I can’t praise my surgeons and hospital staff more highly. Without their knowledge and skills I would not be here, and for that I am ever thankful.
In November 2011, I discovered some swelling in my upper right jaw. I didn’t think anything of it at the time, but I booked an appointment to see my dentist and he extracted a tooth. Several weeks later the swelling was still there, so I went back to the dentist, who extracted another tooth. However, the problem persisted and after two more dentist appointments, a trip to my GP and a round of antibiotics, I was finally booked in for an emergency appointment at the Edinburgh Dental Hospital in January 2012. At that appointment they took a sample from my jaw; a week later on January 25, 2012, I was told that I had a cancerous tumour in my sinus.
Following my diagnosis, two of my relatives and I met with a team of doctors who informed me that I required extensive surgery. I was 59 at the time, and I was very anxious to have the operation as soon as possible. It was explained that I needed to have my cheek bone and right eye removed; my new bone would be reconstructed from my hip. My surgery was promptly set for the end of February.

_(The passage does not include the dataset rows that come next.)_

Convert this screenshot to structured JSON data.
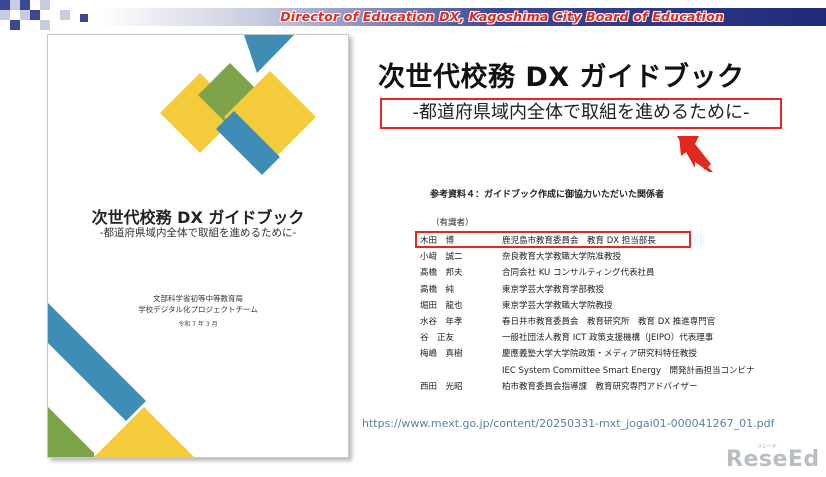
{
  "banner": {
    "title": "Director of Education DX, Kagoshima City Board of Education",
    "accent_color": "#e3281f"
  },
  "cover": {
    "title": "次世代校務 DX ガイドブック",
    "subtitle": "-都道府県域内全体で取組を進めるために-",
    "org_line1": "文部科学省初等中等教育局",
    "org_line2": "学校デジタル化プロジェクトチーム",
    "date": "令和 7 年 3 月"
  },
  "slide": {
    "title": "次世代校務 DX ガイドブック",
    "subtitle": "-都道府県域内全体で取組を進めるために-"
  },
  "reference": {
    "heading": "参考資料４：ガイドブック作成に御協力いただいた関係者",
    "group_label": "（有識者）",
    "members": [
      {
        "name": "木田　博",
        "affiliation": "鹿児島市教育委員会　教育 DX 担当部長"
      },
      {
        "name": "小﨑　誠二",
        "affiliation": "奈良教育大学教職大学院准教授"
      },
      {
        "name": "髙橋　邦夫",
        "affiliation": "合同会社 KU コンサルティング代表社員"
      },
      {
        "name": "高橋　純",
        "affiliation": "東京学芸大学教育学部教授"
      },
      {
        "name": "堀田　龍也",
        "affiliation": "東京学芸大学教職大学院教授"
      },
      {
        "name": "水谷　年孝",
        "affiliation": "春日井市教育委員会　教育研究所　教育 DX 推進専門官"
      },
      {
        "name": "谷　正友",
        "affiliation": "一般社団法人教育 ICT 政策支援機構（JEIPO）代表理事"
      },
      {
        "name": "梅嶋　真樹",
        "affiliation": "慶應義塾大学大学院政策・メディア研究科特任教授"
      },
      {
        "name": "",
        "affiliation": "IEC System Committee Smart Energy　開発計画担当コンビナ"
      },
      {
        "name": "西田　光昭",
        "affiliation": "柏市教育委員会指導課　教育研究専門アドバイザー"
      }
    ]
  },
  "source": {
    "url": "https://www.mext.go.jp/content/20250331-mxt_jogai01-000041267_01.pdf"
  },
  "logo": {
    "text": "ReseEd",
    "subtext": "リシード"
  }
}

During my surgery, I was fitted with a tracheostomy which allowed me to breathe, and I was fed through a tube into my stomach. The two nights following the operation were tough; I frequently felt suffocated as I struggled to breathe. Additionally, I had to be kept in a room at a very high temperature in order to encourage healing between my new bone and the existing tissue. The sweltering heat certainly did not help with my breathing while I was in hospital.
After two weeks in the hospital I recovered quite quickly, and I was soon able walk with a stick and manage a short staircase by the time I went home. My next battle began immediately, as I was scheduled to start a six week course of radiotherapy. During this period I also had two overnight sessions of chemotherapy which I was told would increase my chances of survival by 6–8%.
The days during treatment were long and exhausting, and were not without their scares. During one radiotherapy visit, I mentioned to the cancer nurse that I had a swollen ankle. An ultrasound revealed a blood clot in my leg—I then had to give myself daily injections for six months to disperse the clot. Additionally, I also had the usual side effects of radiotherapy and chemotherapy: consistently being tired and sick.
After my six weeks of radiotherapy and chemotherapy were finished, I was largely left to my own devices in coming to terms with the huge changes to my lifestyle. There was no support group, so I used a book called ‘Anti-Cancer’ as a basis to alter my diet, and from that point on I ate very little meat, lots of fruit and fish and cut out alcohol completely. After my treatment I started walking as soon as possible, with the aim of being able to regain enough fitness to resume my hobby of hill climbing; within a few months I accomplished this goal!
I could not have made it through this experience without the support of my husband, other family members, friends and neighbours who visited regularly. Oh, and of course, I can not forget my cats!
For the next two years I visited the hospital on a bi-monthly basis to see my surgeon for regular check-ups. After two years, my scan showed there was no recurrence of my cancer! My doctor told me that at this stage my cancer was unlikely to recur, and I was overjoyed!
As I sit here today and reflect upon my journey from my initial diagnosis to where I am today—very likely cancer free—I can’t help but think there are a number of lessons to be learned. That being said, I can’t praise my surgeons and hospital staff more highly. Without their knowledge and skills I would not be here, and for that I am ever thankful.